The record indicates that both Westinghouse and Herman Miller offered eight-wire electrical systems which are essentially the same. As a result, the agency maintains that Herman Miller is not an interested party and that its protest should be dismissed because Westinghouse, rather than Herman Miller, had the lower evaluated price and thus would be in line for award if the agency were to determine that the offered eight-wire electrical system is responsive to the RFQ's specifications.
Herman Miller disagrees, contending that Westinghouse's quotation could not be accepted since that firm's eight-wire electrical system was not yet approved by GSA as of September 1, the RFQ issuance date, contrary to the limitation in section 16 of the FSS that contractors may only offer items that are on their FSS contract's approved schedules as of the RFQ issuance date. /1/ According to the protester, Westinghouse's eight-wire electrical system was not approved by GSA until November 3, 2 months after the RFQ's issuance date.

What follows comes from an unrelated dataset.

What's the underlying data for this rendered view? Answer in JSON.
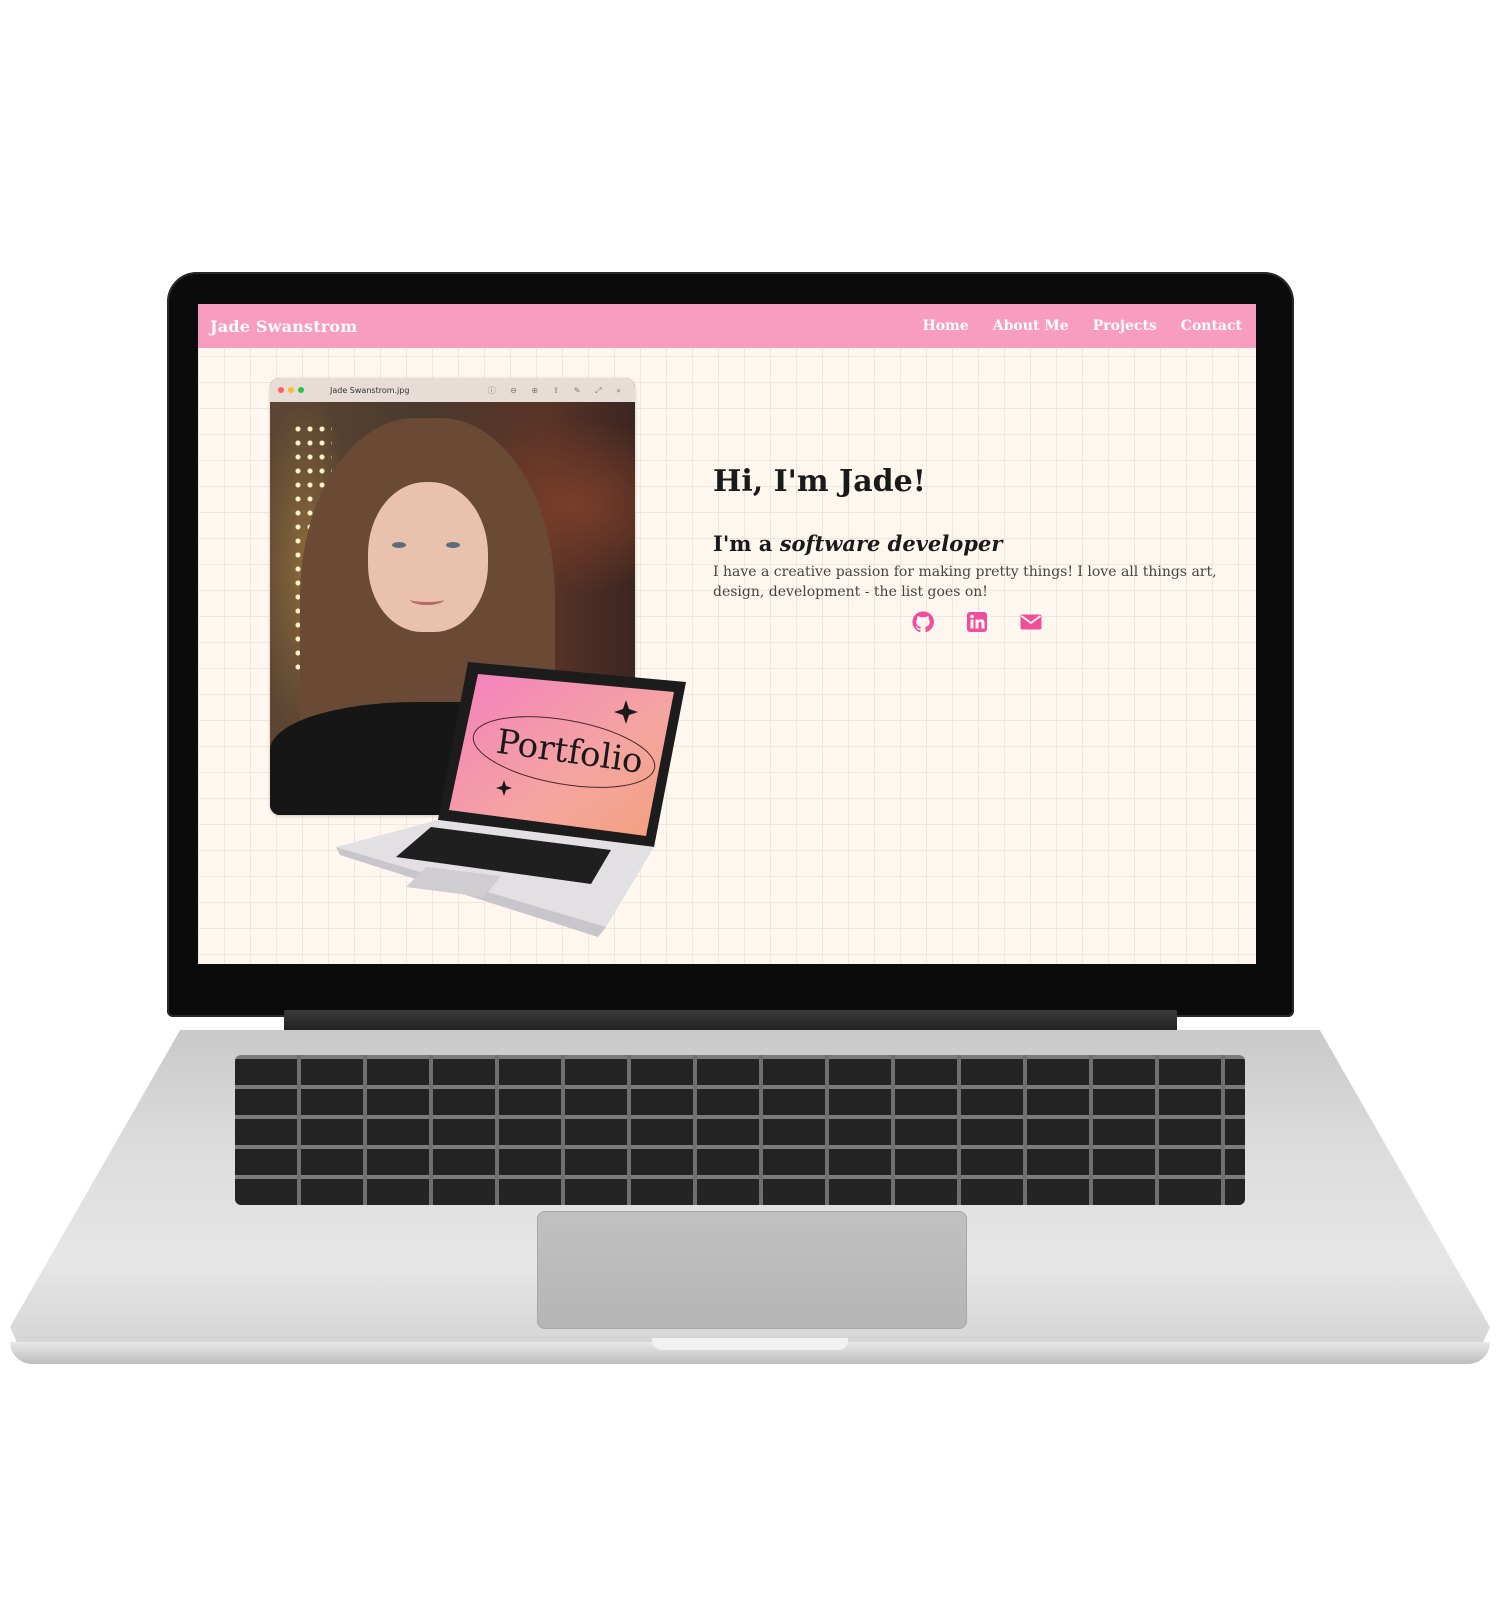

The agency concedes that Westinghouse's electrical system was not on the firm's GSA contract schedule as of September 1. However, the agency argues that section 16 of the FSS does not require the rejection of such an item because that section specifically states that the offering of items that are not on a supplier's contract schedule may result in the rejection of a proposal. The agency maintains that the permissive word "may" gives the contracting officer discretion to accept "open market" items that are not listed on approved schedules.
Where, as here, there is a mandatory FSS contract in effect, agencies designated as mandatory users are required to purchase their requirements from the schedule if their minimum needs will be met by the items listed on the schedule. See Insinger Mach. Co., B-235320, Aug. 3, 1989, 89-2 CPD Para. 104. In this case, however, section 7 of the FSS specifically states that the Department of Defense (DOD), and therefore the Air Force, is not a mandatory user of the schedule. Further, all contracts issued under the FSS state that although DOD must consider use of FSS sources, DOD contracting officers may use other procedures to obtain items from nonscheduled sources if, in the contracting officer's judgment, it would be in the government's best interest in terms of quality, responsiveness, or costs. Thus, under the circumstances here, if the eight-wire electrical system were determined to be responsive to the RFQ's specifications, the contracting officer would have the discretion to select the lower priced Westinghouse furniture systems notwithstanding the fact that the firm's eight-wire electrical system was not approved by GSA as of the RFQ issuance date.
Under the Competition in Contracting Act of 1984, 31 U.S.C. 3551(2) (Supp. IV 1986), and our Bid Protest Regulations, 4 C.F.R. Sec. 21.0(a) and 21.1(a) (1989), a protest may be brought only by an interested party defined as an actual or prospective bidder or offeror whose direct economic interest would be affected by the award or failure to award a contract. In general, a party will not be considered interested where it would not be in line for award even if its protest were sustained. Constr. Co., B-229486, Dec. 29, 1987, 87-2 CPD Para. 640.
Here, if Herman Miller's protest were sustained, the agency states that Westinghouse, rather than Herman Miller, would be in line for award because Westinghouse offered the same eight-wire electrical system but had a lower evaluated price. In these circumstances, since Herman Miller would not be in line for the award of orders even if its protest were sustained, the protester is not an interested party to challenge the award to Haworth. 4 C.F.R. Sec. 21.1(a).
The protest is dismissed.
/1/ FSC Group 71, Part II, Section E, FSC Class 7110 for the period Oct. 1, 1988, through Sept. 30, 1991.